skip to primary navigationskip to content

Climate change as financial risk

November 2018: The Bank of England found that only 10 per cent of UK banks actively assess climate risk and recommends that Boards task senior executives with managing climate risk. This shift could introduce climate risk stress tests for banks and hold senior managers accountable.


The Prudential Regulatory Authority in collaboration with Bank of England (BoE) have released a report in which they assess how UK banks incorporate climate risk in their portfolios. They found that 30 per cent of UK banks are ‘responsive’, 60 per cent are ‘responsible’, but only 10 per cent of banks are ‘strategic’ in their approach. The report concludes with the recommendation that boards should task senior executives with managing climate risk in their institution. 


The trend revealed by reports such as this indicates that climate risk is beginning to be viewed increasingly seriously within the mainstream banking system, and there are indications that a climate ‘stress test’ could be introduced for UK banks. Consequentially, senior managers could be held accountable for failing to manage climate risk appropriately

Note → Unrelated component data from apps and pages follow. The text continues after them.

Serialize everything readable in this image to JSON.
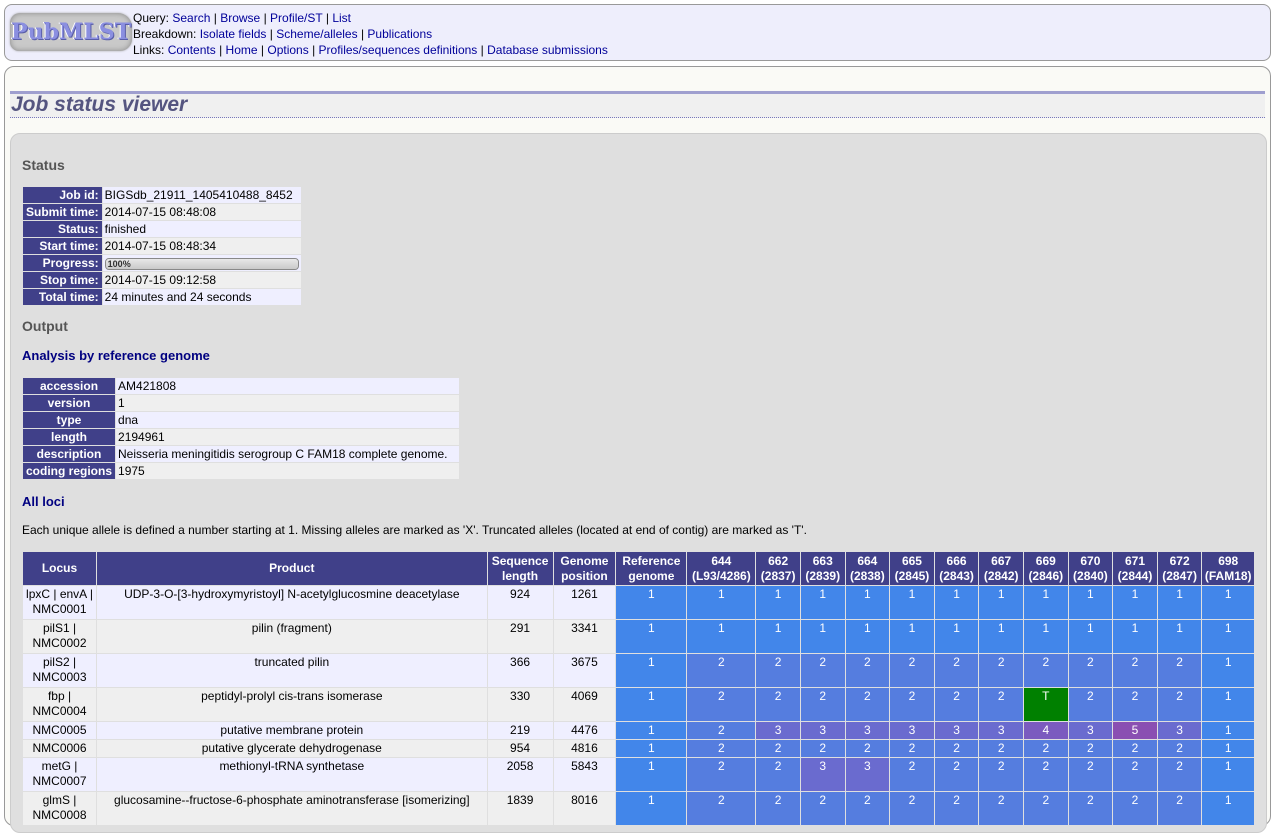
{
  "menu": {
    "logo_text": "PubMLST",
    "query_label": "Query:",
    "query_links": [
      "Search",
      "Browse",
      "Profile/ST",
      "List"
    ],
    "breakdown_label": "Breakdown:",
    "breakdown_links": [
      "Isolate fields",
      "Scheme/alleles",
      "Publications"
    ],
    "links_label": "Links:",
    "links_links": [
      "Contents",
      "Home",
      "Options",
      "Profiles/sequences definitions",
      "Database submissions"
    ]
  },
  "page_title": "Job status viewer",
  "status": {
    "heading": "Status",
    "rows": [
      {
        "label": "Job id:",
        "value": "BIGSdb_21911_1405410488_8452"
      },
      {
        "label": "Submit time:",
        "value": "2014-07-15 08:48:08"
      },
      {
        "label": "Status:",
        "value": "finished"
      },
      {
        "label": "Start time:",
        "value": "2014-07-15 08:48:34"
      },
      {
        "label": "Progress:",
        "value": "100%",
        "progress_percent": 100
      },
      {
        "label": "Stop time:",
        "value": "2014-07-15 09:12:58"
      },
      {
        "label": "Total time:",
        "value": "24 minutes and 24 seconds"
      }
    ]
  },
  "output": {
    "heading": "Output",
    "reference_heading": "Analysis by reference genome",
    "reference_rows": [
      {
        "label": "accession",
        "value": "AM421808"
      },
      {
        "label": "version",
        "value": "1"
      },
      {
        "label": "type",
        "value": "dna"
      },
      {
        "label": "length",
        "value": "2194961"
      },
      {
        "label": "description",
        "value": "Neisseria meningitidis serogroup C FAM18 complete genome."
      },
      {
        "label": "coding regions",
        "value": "1975"
      }
    ],
    "loci_heading": "All loci",
    "loci_note": "Each unique allele is defined a number starting at 1. Missing alleles are marked as 'X'. Truncated alleles (located at end of contig) are marked as 'T'.",
    "table": {
      "headers": [
        {
          "line1": "Locus",
          "line2": ""
        },
        {
          "line1": "Product",
          "line2": ""
        },
        {
          "line1": "Sequence",
          "line2": "length"
        },
        {
          "line1": "Genome",
          "line2": "position"
        },
        {
          "line1": "Reference",
          "line2": "genome"
        },
        {
          "line1": "644",
          "line2": "(L93/4286)"
        },
        {
          "line1": "662",
          "line2": "(2837)"
        },
        {
          "line1": "663",
          "line2": "(2839)"
        },
        {
          "line1": "664",
          "line2": "(2838)"
        },
        {
          "line1": "665",
          "line2": "(2845)"
        },
        {
          "line1": "666",
          "line2": "(2843)"
        },
        {
          "line1": "667",
          "line2": "(2842)"
        },
        {
          "line1": "669",
          "line2": "(2846)"
        },
        {
          "line1": "670",
          "line2": "(2840)"
        },
        {
          "line1": "671",
          "line2": "(2844)"
        },
        {
          "line1": "672",
          "line2": "(2847)"
        },
        {
          "line1": "698",
          "line2": "(FAM18)"
        }
      ],
      "rows": [
        {
          "locus1": "lpxC | envA |",
          "locus2": "NMC0001",
          "product": "UDP-3-O-[3-hydroxymyristoyl] N-acetylglucosmine deacetylase",
          "length": "924",
          "position": "1261",
          "alleles": [
            "1",
            "1",
            "1",
            "1",
            "1",
            "1",
            "1",
            "1",
            "1",
            "1",
            "1",
            "1",
            "1"
          ]
        },
        {
          "locus1": "pilS1 |",
          "locus2": "NMC0002",
          "product": "pilin (fragment)",
          "length": "291",
          "position": "3341",
          "alleles": [
            "1",
            "1",
            "1",
            "1",
            "1",
            "1",
            "1",
            "1",
            "1",
            "1",
            "1",
            "1",
            "1"
          ]
        },
        {
          "locus1": "pilS2 |",
          "locus2": "NMC0003",
          "product": "truncated pilin",
          "length": "366",
          "position": "3675",
          "alleles": [
            "1",
            "2",
            "2",
            "2",
            "2",
            "2",
            "2",
            "2",
            "2",
            "2",
            "2",
            "2",
            "1"
          ]
        },
        {
          "locus1": "fbp |",
          "locus2": "NMC0004",
          "product": "peptidyl-prolyl cis-trans isomerase",
          "length": "330",
          "position": "4069",
          "alleles": [
            "1",
            "2",
            "2",
            "2",
            "2",
            "2",
            "2",
            "2",
            "T",
            "2",
            "2",
            "2",
            "1"
          ]
        },
        {
          "locus1": "NMC0005",
          "locus2": "",
          "product": "putative membrane protein",
          "length": "219",
          "position": "4476",
          "alleles": [
            "1",
            "2",
            "3",
            "3",
            "3",
            "3",
            "3",
            "3",
            "4",
            "3",
            "5",
            "3",
            "1"
          ]
        },
        {
          "locus1": "NMC0006",
          "locus2": "",
          "product": "putative glycerate dehydrogenase",
          "length": "954",
          "position": "4816",
          "alleles": [
            "1",
            "2",
            "2",
            "2",
            "2",
            "2",
            "2",
            "2",
            "2",
            "2",
            "2",
            "2",
            "1"
          ]
        },
        {
          "locus1": "metG |",
          "locus2": "NMC0007",
          "product": "methionyl-tRNA synthetase",
          "length": "2058",
          "position": "5843",
          "alleles": [
            "1",
            "2",
            "2",
            "3",
            "3",
            "2",
            "2",
            "2",
            "2",
            "2",
            "2",
            "2",
            "1"
          ]
        },
        {
          "locus1": "glmS |",
          "locus2": "NMC0008",
          "product": "glucosamine--fructose-6-phosphate aminotransferase [isomerizing]",
          "length": "1839",
          "position": "8016",
          "alleles": [
            "1",
            "2",
            "2",
            "2",
            "2",
            "2",
            "2",
            "2",
            "2",
            "2",
            "2",
            "2",
            "1"
          ]
        }
      ]
    }
  },
  "colors": {
    "header_bg": "#404089",
    "allele_1": "#4286ea",
    "allele_2": "#557ddf",
    "allele_3": "#6a6bcf",
    "allele_4": "#7b5bbf",
    "allele_5": "#8a4fb2",
    "allele_truncated": "#008000"
  }
}
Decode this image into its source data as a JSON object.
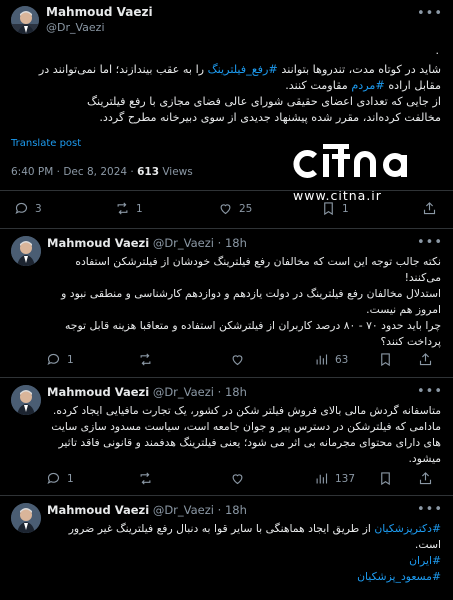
{
  "main": {
    "name": "Mahmoud Vaezi",
    "handle": "@Dr_Vaezi",
    "dot": ".",
    "lines": [
      {
        "parts": [
          {
            "t": "شاید در کوتاه مدت، تندروها بتوانند ",
            "tag": false
          },
          {
            "t": "#رفع_فیلترینگ",
            "tag": true
          },
          {
            "t": " را به عقب بیندازند؛ اما نمی‌توانند در",
            "tag": false
          }
        ]
      },
      {
        "parts": [
          {
            "t": "مقابل اراده ",
            "tag": false
          },
          {
            "t": "#مردم",
            "tag": true
          },
          {
            "t": " مقاومت کنند.",
            "tag": false
          }
        ]
      },
      {
        "parts": [
          {
            "t": "از جایی که تعدادی اعضای حقیقی شورای عالی فضای مجازی با رفع فیلترینگ",
            "tag": false
          }
        ]
      },
      {
        "parts": [
          {
            "t": "مخالفت کرده‌اند، مقرر شده پیشنهاد جدیدی از سوی دبیرخانه مطرح گردد.",
            "tag": false
          }
        ]
      }
    ],
    "translate_label": "Translate post",
    "time": "6:40 PM · Dec 8, 2024 · ",
    "views_count": "613",
    "views_label": " Views",
    "replies": "3",
    "reposts": "1",
    "likes": "25",
    "bookmarks": "1"
  },
  "watermark": {
    "logo": "CITNA",
    "url": "www.citna.ir"
  },
  "replies": [
    {
      "name": "Mahmoud Vaezi",
      "meta": " @Dr_Vaezi · 18h",
      "lines": [
        "نکته جالب توجه این است که مخالفان رفع فیلترینگ خودشان از فیلترشکن استفاده",
        "می‌کنند!",
        "استدلال مخالفان رفع فیلترینگ در دولت یازدهم و دوازدهم کارشناسی و منطقی نبود و",
        "امروز هم نیست.",
        "چرا باید حدود ۷۰ - ۸۰ درصد کاربران از فیلترشکن استفاده و متعاقبا هزینه قابل توجه",
        "پرداخت کنند؟"
      ],
      "replies": "1",
      "reposts": "",
      "likes": "63",
      "bookmarks": ""
    },
    {
      "name": "Mahmoud Vaezi",
      "meta": " @Dr_Vaezi · 18h",
      "lines": [
        "متاسفانه گردش مالی بالای فروش فیلتر شکن در کشور، یک تجارت مافیایی ایجاد کرده.",
        "مادامی که فیلترشکن در دسترس پیر و جوان جامعه است، سیاست مسدود سازی سایت",
        "های دارای محتوای مجرمانه بی اثر می شود؛ یعنی فیلترینگ هدفمند و قانونی فاقد تاثیر",
        "میشود."
      ],
      "replies": "1",
      "reposts": "",
      "likes": "137",
      "bookmarks": ""
    },
    {
      "name": "Mahmoud Vaezi",
      "meta": " @Dr_Vaezi · 18h",
      "line1_tag": "#دکترپزشکیان",
      "line1_rest": " از طریق ایجاد هماهنگی با سایر قوا به دنبال رفع فیلترینگ غیر ضرور",
      "line2": "است.",
      "tag2": "#ایران",
      "tag3": "#مسعود_پزشکیان"
    }
  ],
  "colors": {
    "background": "#000000",
    "text": "#e7e9ea",
    "muted": "#8b98a5",
    "link": "#1d9bf0",
    "divider": "#2f3336"
  },
  "icons": [
    "more-icon",
    "reply-icon",
    "repost-icon",
    "like-icon",
    "bookmark-icon",
    "share-icon",
    "views-icon",
    "avatar"
  ]
}
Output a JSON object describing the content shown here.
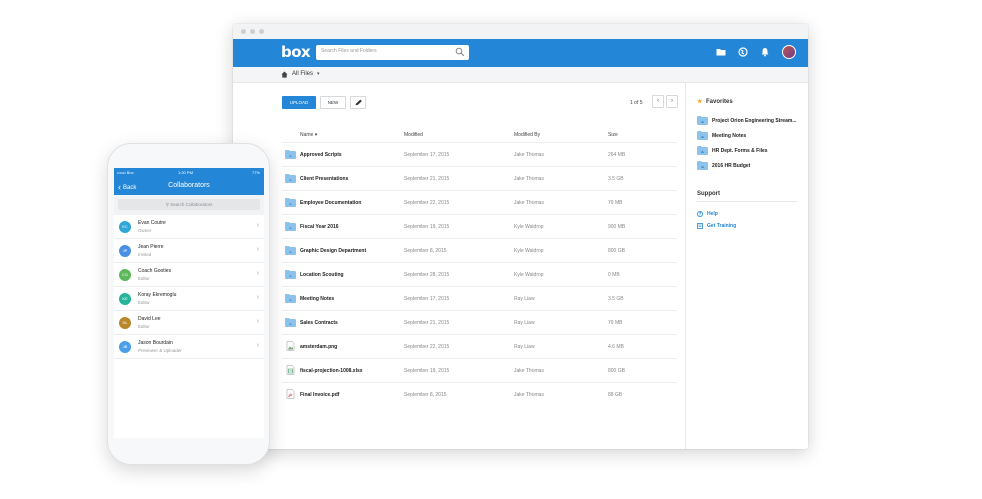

Campiglio, E.,, 2018. Climate Change Challenges for Central Banks and Financial Regulators. Nature Climate Change, 8 (6), 462.


Our related work

Banking Environment Initiative

Risk and resilience

Sustainable finance 

Share this

RSS Feed Latest news

New research project between AstraZeneca and CISL to study the impact of air quality on respiratory, oncological and cardiovascular disease prevalence in Uganda

Jul 28, 2020

28 July 2020 – A new Prince of Wales Global Sustainability Fellow has been appointed to lead research exploring strategies to reduce outdoor air pollution in Uganda and promote healthy communities through evidence-based policies and citizen science.

View all news


Adele Wiliams

| T: +44 (0)1223 768451


The views expressed in these external research papers are those of the authors and do not represent an official position of CISL, the University of Cambridge, or any of its individual business partners or clients.